→ DATA PROVIDED:
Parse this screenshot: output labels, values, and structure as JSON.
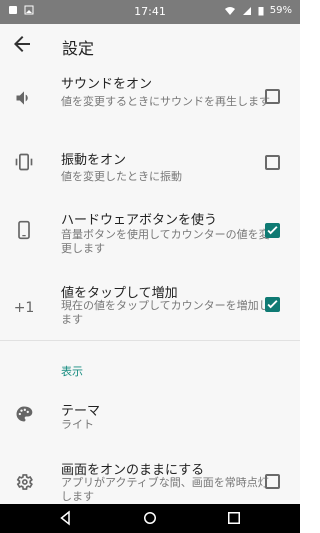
{
  "status_bar": {
    "time": "17:41",
    "battery": "59%"
  },
  "app_bar": {
    "title": "設定"
  },
  "items": [
    {
      "title": "サウンドをオン",
      "summary": "値を変更するときにサウンドを再生します",
      "icon": "volume-icon",
      "checked": false
    },
    {
      "title": "振動をオン",
      "summary": "値を変更したときに振動",
      "icon": "vibration-icon",
      "checked": false
    },
    {
      "title": "ハードウェアボタンを使う",
      "summary": "音量ボタンを使用してカウンターの値を変更します",
      "icon": "phone-icon",
      "checked": true
    },
    {
      "title": "値をタップして増加",
      "summary": "現在の値をタップしてカウンターを増加します",
      "icon": "plus-one-icon",
      "icon_text": "+1",
      "checked": true
    }
  ],
  "section": {
    "title": "表示"
  },
  "display_items": [
    {
      "title": "テーマ",
      "summary": "ライト",
      "icon": "palette-icon"
    },
    {
      "title": "画面をオンのままにする",
      "summary": "アプリがアクティブな間、画面を常時点灯します",
      "icon": "settings-icon",
      "checked": false
    }
  ],
  "colors": {
    "accent": "#0f7a73",
    "section_header": "#178c80"
  }
}
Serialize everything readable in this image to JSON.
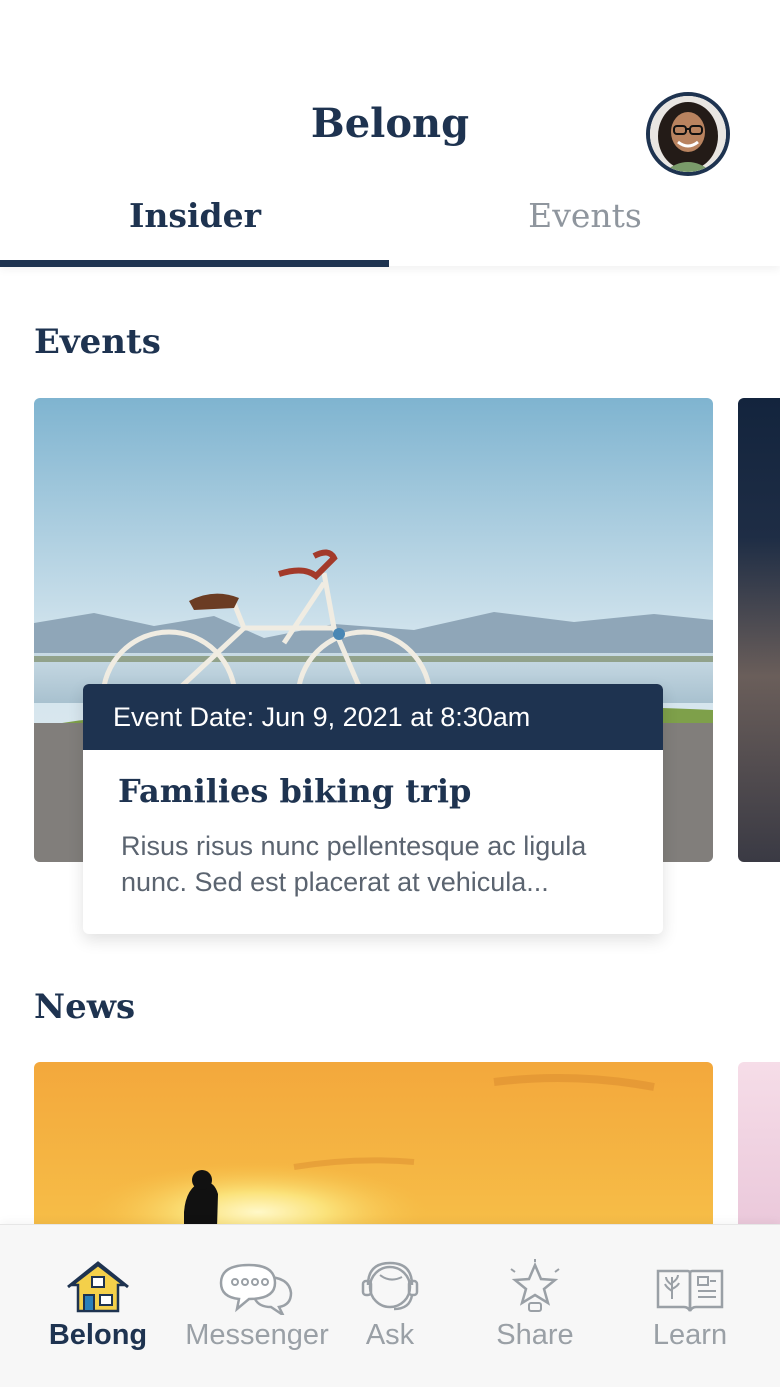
{
  "header": {
    "title": "Belong",
    "avatar_alt": "profile-avatar"
  },
  "tabs": [
    {
      "label": "Insider",
      "active": true
    },
    {
      "label": "Events",
      "active": false
    }
  ],
  "sections": {
    "events_title": "Events",
    "news_title": "News"
  },
  "event_card": {
    "date_label": "Event Date: Jun 9, 2021 at 8:30am",
    "title": "Families biking trip",
    "description": "Risus risus nunc pellentesque ac ligula nunc. Sed est placerat at vehicula..."
  },
  "bottom_nav": [
    {
      "label": "Belong",
      "icon": "home-icon",
      "active": true
    },
    {
      "label": "Messenger",
      "icon": "chat-bubbles-icon",
      "active": false
    },
    {
      "label": "Ask",
      "icon": "headset-icon",
      "active": false
    },
    {
      "label": "Share",
      "icon": "star-lightbulb-icon",
      "active": false
    },
    {
      "label": "Learn",
      "icon": "book-icon",
      "active": false
    }
  ],
  "colors": {
    "primary": "#1e3350",
    "inactive": "#8f969e"
  }
}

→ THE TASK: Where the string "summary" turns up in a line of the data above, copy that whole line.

→ YOUR RESPONSE:
      "summary": "値を変更するときにサウンドを再生します",
      "summary": "値を変更したときに振動",
      "summary": "音量ボタンを使用してカウンターの値を変更します",
      "summary": "現在の値をタップしてカウンターを増加します",
      "summary": "ライト",
      "summary": "アプリがアクティブな間、画面を常時点灯します",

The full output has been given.